Using magnesium metal instead of zinc metal also makes a better battery, because it costs less energy to remove the electron from magnesium metal (this means it is more chemically reactive). Theoretically, aluminum would be a good choice, but in practice it doesn't work very well, because the aluminum surface is almost completely covered by a thin layer of aluminum oxide, which is an insulator: aluminum is too reactive to use in air.

The current flow is limited by the rate at which the chemical reactions can take place. The reactants in contact with the conducting surface get used up quickly, and then nothing more can happen until more chemical moves into place. This is why the LED starts bright but quickly dims when we connect it to the battery we made. It is also why this battery will not light a light bulb.

We have found no design using common chemicals that will cause a light bulb to glow. The voltage (measured when the battery is not doing anything) is not high enough, and a set of the batteries in series will not work either, because the chemical reactions take place too slowly, which limits the amount of power that the battery can deliver. We are surprised that published descriptions of ways to make a battery frequently invite you to try to light a light bulb with it -- evidently the authors have never tried their own experiment.
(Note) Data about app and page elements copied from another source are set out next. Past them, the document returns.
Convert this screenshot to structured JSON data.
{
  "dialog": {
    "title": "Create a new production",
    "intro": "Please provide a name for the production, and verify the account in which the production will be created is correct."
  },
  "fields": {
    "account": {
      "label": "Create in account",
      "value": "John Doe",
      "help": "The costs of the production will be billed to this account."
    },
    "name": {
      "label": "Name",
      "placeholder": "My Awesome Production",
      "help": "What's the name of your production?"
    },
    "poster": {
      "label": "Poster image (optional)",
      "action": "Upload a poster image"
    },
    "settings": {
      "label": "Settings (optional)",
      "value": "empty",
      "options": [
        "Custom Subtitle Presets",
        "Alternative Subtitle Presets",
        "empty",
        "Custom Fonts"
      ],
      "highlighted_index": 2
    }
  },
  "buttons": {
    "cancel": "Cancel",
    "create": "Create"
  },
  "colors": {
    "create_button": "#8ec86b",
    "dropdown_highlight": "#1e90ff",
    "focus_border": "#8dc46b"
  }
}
In producing the design described in this section we have tried a number of designs. Here is a brief review

Finally, we will mention that there is a traditional copper/zinc battery that has four layers:

  copper metal | copper sulfate solution | salt solution | zinc metal

At the copper surface, the copper ions in the copper sulfate solution are turning into copper metal. This is easier than trying to make hydrogen gas, and gives a higher voltage. However, the copper solution must be isolated from the zinc surface, or it would directly react with it, so we need another layer of a solution that does not contain copper (it eventually will become a solution of zinc sulfate). Making this kind of battery requires having two paper layers, one wetted with copper sulfate and one wetted with salt solution. Since copper solutions are rather poisonous, we didn't try to develop this battery.

The section on the sources of electrical energy